If I was leaking refrigerant every year and we could find the leak, I would want to change my system. Not only because of the high cost of the refrigerant, but it’s just very bad for the ozone layer to be exposed to all that chlorine, and future generations will suffer because of it.
If the system was installed wrong in the first place, it’s tough to fix that without taking everything out and putting it back together in the proper way. This could be another reason to start all over with a new system. As an installer myself, I know how people can suffer from a system that never worked right or was too small in the first place. The most important day of a system’s life is the day it was installed.
Reasons companies that are motivated purely by sales will advise you to get a new system
Extremely salesy companies will tell you (and you see it written in blogs all over the internet too), that if your system is over 12 years old, you need a new system. They’ll tell you it’s not worth repairing, or the parts aren’t available, literally lying straight to your face.
They say if you’ve had the system for over a decade, it’s time to replace your system. This also doesn’t compute for me. Why?
Some of my customers have told me another company told them R-22 freon wasn’t available anymore. This couldn’t be further from the truth. Yes, it’s on its way out, and super salesy technicians will say big words like “Montreal Protocol” which states we have to phase out of producing R-22 by 2020, but there are also alternative refrigerants we can use for a long time, at half the price!
R407c can be used to replace the R-22 in your system. Your experienced technician will remove the existing R-22, and without getting all technical, replace it with the new R407c refrigerant. There are plenty of other alternative and safe refrigerants to use out there. Just don’t let them add the alternative stuff on top of your existing R-22. That would not be acceptable as the refrigerant needs to be either-or.
Even after they stop making R-22 freon, there will still be recycled R-22 available for years. It might be more expensive then than it is now, but it’s still an option that you get to decide on, and not a misleading technician.
So How Long Should My AC Last? The Bottom Line
You should know the real truth about how long your central air conditioning system should last. You can get about 20 good years out of your system as long as it was installed correctly. And that assumes your installer followed several detailed instructions from the manufacturer.
Anyone can put a few boxes together up in your attic for a really cheap price and call it good.
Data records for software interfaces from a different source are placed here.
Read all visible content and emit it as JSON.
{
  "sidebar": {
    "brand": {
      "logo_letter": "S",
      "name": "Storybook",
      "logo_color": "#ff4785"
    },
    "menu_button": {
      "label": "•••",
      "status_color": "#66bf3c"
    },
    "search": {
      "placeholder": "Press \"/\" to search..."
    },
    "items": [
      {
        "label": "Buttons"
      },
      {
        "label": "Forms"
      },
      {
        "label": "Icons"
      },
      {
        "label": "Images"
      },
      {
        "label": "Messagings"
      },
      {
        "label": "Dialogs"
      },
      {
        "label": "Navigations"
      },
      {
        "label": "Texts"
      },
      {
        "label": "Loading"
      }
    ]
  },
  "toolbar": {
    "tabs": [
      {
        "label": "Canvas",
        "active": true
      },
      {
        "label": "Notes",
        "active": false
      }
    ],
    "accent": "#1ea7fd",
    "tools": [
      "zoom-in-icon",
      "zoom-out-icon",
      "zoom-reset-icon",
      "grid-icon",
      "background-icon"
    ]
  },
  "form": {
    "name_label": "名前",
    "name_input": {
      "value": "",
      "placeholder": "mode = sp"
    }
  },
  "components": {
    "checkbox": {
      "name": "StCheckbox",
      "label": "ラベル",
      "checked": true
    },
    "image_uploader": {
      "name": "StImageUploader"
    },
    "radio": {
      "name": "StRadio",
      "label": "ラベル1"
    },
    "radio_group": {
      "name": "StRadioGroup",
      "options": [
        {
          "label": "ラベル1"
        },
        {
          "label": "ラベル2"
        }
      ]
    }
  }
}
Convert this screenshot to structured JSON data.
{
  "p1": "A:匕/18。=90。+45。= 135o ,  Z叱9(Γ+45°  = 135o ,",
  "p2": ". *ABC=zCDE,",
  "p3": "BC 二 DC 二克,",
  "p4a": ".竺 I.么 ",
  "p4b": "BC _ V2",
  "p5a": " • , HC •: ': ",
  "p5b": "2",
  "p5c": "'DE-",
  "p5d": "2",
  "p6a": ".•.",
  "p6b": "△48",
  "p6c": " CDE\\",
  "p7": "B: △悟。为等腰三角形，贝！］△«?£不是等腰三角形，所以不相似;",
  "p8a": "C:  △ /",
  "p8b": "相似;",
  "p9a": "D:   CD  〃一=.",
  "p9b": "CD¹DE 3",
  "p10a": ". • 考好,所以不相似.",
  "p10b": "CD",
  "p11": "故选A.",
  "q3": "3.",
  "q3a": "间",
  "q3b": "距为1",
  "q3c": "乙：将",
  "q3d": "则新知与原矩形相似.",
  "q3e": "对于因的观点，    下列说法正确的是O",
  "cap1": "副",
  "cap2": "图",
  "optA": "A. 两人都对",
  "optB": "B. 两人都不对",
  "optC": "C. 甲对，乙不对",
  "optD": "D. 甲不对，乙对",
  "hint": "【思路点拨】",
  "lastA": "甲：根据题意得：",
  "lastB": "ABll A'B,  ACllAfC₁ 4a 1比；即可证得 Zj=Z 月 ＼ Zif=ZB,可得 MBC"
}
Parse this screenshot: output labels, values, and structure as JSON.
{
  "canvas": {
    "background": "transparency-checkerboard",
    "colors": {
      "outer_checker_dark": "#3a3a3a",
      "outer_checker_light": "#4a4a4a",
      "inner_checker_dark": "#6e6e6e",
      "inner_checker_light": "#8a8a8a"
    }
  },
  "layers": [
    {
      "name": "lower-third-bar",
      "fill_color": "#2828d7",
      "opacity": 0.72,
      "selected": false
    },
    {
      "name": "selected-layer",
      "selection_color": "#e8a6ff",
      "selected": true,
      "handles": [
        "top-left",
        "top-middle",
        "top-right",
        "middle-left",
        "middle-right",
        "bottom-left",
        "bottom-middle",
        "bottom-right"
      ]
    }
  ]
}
And you’ll believe them too. It’s sad because these types of companies continue to give HVAC a bad name, while companies like Fox Family are trying to lift the HVAC industry by following instructions closely so your system will last a good 20 years. Of course, that’s with proper maintenance.
Thank you so much for stopping by, and we’ll see you at my next blog.